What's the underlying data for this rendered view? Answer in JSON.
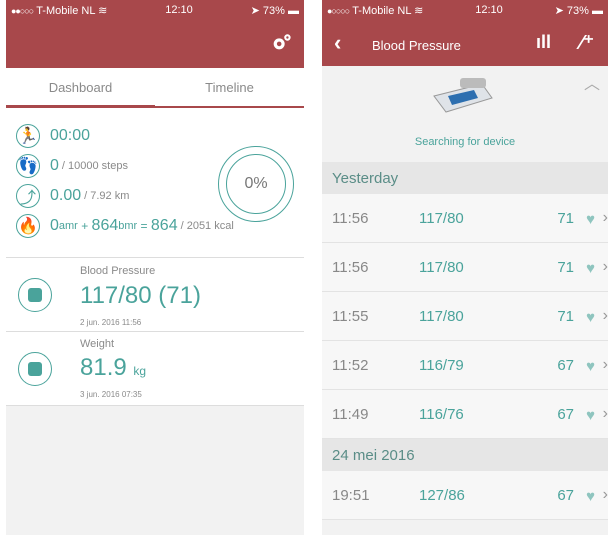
{
  "left": {
    "status": {
      "carrier": "T-Mobile NL",
      "time": "12:10",
      "battery": "73%"
    },
    "tabs": [
      {
        "label": "Dashboard"
      },
      {
        "label": "Timeline"
      }
    ],
    "summary": {
      "time": "00:00",
      "steps": "0",
      "steps_goal": "/ 10000 steps",
      "distance": "0.00",
      "distance_goal": "/ 7.92 km",
      "amr_val": "0",
      "amr_label": "amr",
      "plus": " + ",
      "bmr_val": "864",
      "bmr_label": "bmr",
      "eq": " = ",
      "total": "864",
      "kcal_goal": "/ 2051 kcal",
      "percent": "0%"
    },
    "cards": [
      {
        "label": "Blood Pressure",
        "value": "117/80 (71)",
        "date": "2 jun. 2016 11:56"
      },
      {
        "label": "Weight",
        "value": "81.9",
        "unit": "kg",
        "date": "3 jun. 2016 07:35"
      }
    ]
  },
  "right": {
    "status": {
      "carrier": "T-Mobile NL",
      "time": "12:10",
      "battery": "73%"
    },
    "title": "Blood Pressure",
    "search": "Searching for device",
    "sections": [
      {
        "title": "Yesterday",
        "rows": [
          {
            "time": "11:56",
            "bp": "117/80",
            "pulse": "71"
          },
          {
            "time": "11:56",
            "bp": "117/80",
            "pulse": "71"
          },
          {
            "time": "11:55",
            "bp": "117/80",
            "pulse": "71"
          },
          {
            "time": "11:52",
            "bp": "116/79",
            "pulse": "67"
          },
          {
            "time": "11:49",
            "bp": "116/76",
            "pulse": "67"
          }
        ]
      },
      {
        "title": "24 mei 2016",
        "rows": [
          {
            "time": "19:51",
            "bp": "127/86",
            "pulse": "67"
          }
        ]
      }
    ]
  }
}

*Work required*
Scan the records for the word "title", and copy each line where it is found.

*Answer area*
    "title": "Blood Pressure",
        "title": "Yesterday",
        "title": "24 mei 2016",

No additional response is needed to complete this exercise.